On differences playing in the Western Conference:

I definitely notice a few differences from when I was in the East. Physicality is probably one of them. I feel like the Western Conference plays with a little more grit, and the Eastern Conference tries to be up-tempo, fast. I like playing either way.

The travel has been interesting. I think the time zones are a little difference, going from West to East, then coming back. That's probably the hardest thing. Those three hours don't seem like much, but then when you start getting into games and trying to get a routine back, it's hard when you have that time difference.

On joining a new team in midseason:

In hockey, in general, I feel like everyone's nice. You know somebody who knows somebody on a different team or are friends with somebody. Everybody was good, showed me the ropes, and any questions I had, they were willing to answer.

On establishing new roots, without forgetting the old ones:

It's kind of a hard situation. You obviously want to be part of your new community, as well, but you also don't want to forget what you've put in and what you've done for so long to the first community. I won't ever forget Tampa, and hopefully they won't forget me, as well.
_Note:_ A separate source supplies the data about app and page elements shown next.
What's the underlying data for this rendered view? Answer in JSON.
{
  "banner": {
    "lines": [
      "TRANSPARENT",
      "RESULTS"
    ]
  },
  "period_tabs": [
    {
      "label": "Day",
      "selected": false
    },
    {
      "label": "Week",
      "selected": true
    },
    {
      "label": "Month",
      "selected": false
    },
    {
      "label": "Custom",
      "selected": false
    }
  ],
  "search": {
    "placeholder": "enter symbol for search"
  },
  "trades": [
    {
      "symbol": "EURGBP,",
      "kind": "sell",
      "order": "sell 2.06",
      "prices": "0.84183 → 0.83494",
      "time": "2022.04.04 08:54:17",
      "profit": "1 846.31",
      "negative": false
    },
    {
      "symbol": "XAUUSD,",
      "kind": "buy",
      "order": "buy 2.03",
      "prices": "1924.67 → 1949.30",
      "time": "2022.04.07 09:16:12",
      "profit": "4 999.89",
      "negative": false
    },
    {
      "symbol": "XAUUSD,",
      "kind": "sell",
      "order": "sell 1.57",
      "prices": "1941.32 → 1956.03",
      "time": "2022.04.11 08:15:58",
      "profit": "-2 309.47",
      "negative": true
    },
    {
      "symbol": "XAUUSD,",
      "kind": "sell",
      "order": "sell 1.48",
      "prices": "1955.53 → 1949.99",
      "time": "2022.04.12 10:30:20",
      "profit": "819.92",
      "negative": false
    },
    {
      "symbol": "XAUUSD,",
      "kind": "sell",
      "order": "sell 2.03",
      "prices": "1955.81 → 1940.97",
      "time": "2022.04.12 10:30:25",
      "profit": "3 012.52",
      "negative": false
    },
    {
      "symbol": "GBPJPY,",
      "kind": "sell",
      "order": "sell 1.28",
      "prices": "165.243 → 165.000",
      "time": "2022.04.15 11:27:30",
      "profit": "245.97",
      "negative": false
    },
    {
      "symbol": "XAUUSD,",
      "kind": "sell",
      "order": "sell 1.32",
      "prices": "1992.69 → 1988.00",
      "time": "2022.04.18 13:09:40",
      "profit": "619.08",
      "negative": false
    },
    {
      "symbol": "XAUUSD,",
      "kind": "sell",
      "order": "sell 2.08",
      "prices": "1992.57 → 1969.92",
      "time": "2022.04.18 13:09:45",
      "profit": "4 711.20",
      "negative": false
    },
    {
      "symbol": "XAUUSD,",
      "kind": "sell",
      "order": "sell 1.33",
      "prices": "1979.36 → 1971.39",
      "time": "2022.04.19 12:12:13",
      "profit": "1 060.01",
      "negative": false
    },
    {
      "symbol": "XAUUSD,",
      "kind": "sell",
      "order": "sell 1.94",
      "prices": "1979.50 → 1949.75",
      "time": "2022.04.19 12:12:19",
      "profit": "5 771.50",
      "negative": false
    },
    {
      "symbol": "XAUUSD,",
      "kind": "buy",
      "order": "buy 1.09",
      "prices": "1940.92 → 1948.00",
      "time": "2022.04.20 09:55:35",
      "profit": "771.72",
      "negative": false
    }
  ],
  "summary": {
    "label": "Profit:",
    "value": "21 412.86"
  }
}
On his work with the police department in Tampa:

I created a friend in the police chief. It was awesome to be able to create that kind of friendship, as well as to see his line of work. When I was on waivers, he was the first one to text me: "If your wife ever needs anything, give her my number. If she ever needs anything while she's still here, tell her to call me."

During a heightened-alert time in the area, when there was a serial killer in Tampa and people weren't able to go out, when these murders were taking place, we were able to see firsthand what [the police] were going through, able to relate to them, and able to have a normal conversation, kind of like we're having. Not necessarily have it be about the protest or what else was going on, but just to chat.

On whether he would protest again:

Would I? Yeah, of course. I mean, I obviously have to be passionate enough about something for that to happen. I don't have plans to do anything in the future, but I don't know what's going to happen in the future. I don't know what issues are going to be brought to light and what's going to impact me and impact my family.

On threats his family has received:

You still get some negative things every now and then. I think you don't get to where were are now without some negativity. Obviously, a lot of it is on the internet, and you don't know who is sending it. You don't know if it's legitimate or they're 10-year-olds just tweeting things out or saying things on the internet. So you try to take it with a grain of salt, but obviously threats on someone's life are a little bit different. If you do something wrong in a game, and you look at Twitter, you're going to see some negative things.

On whether the NHL is an inclusive league:

I feel like when you go to different teams, they don't care whether you're black, white, you're from Sweden. It doesn't matter where you are. At least from that standpoint, yes, everything is inclusive. Everybody understands that we're all here for the same purpose: to win. So they don't care where you're from, who you are, what's your background, [if] you're religious. Doesn't matter.

On how hockey can become more inclusive:

I think a lot of it is grassroots programs. The hardest thing is that hockey is an expensive sport. It's not something that you can pick up as easily as basketball, football, soccer or even baseball -- where, for the most part, your pads were from the association, everyone gets to play, all you had to do is pay the registration fee. If you want to play basketball, you can go to Walmart or Target, pick up a basketball and go to your local gym.

It's not as easy with hockey -- especially in warmer climates, where they don't have the ice. In Minnesota, yeah, you can get a pair of skates and go on the pond to practice and get better and enjoy the sport more. But ice time is expensive. Equipment is expensive.

Different things that the league and teams are doing and teams -- giving out gear and setting up programs to teach people how to skate at an earlier age -- those are all key things because hockey is such an expensive sport. If you can't get more people and more diverse communities involved, it's going to be hard to grow it.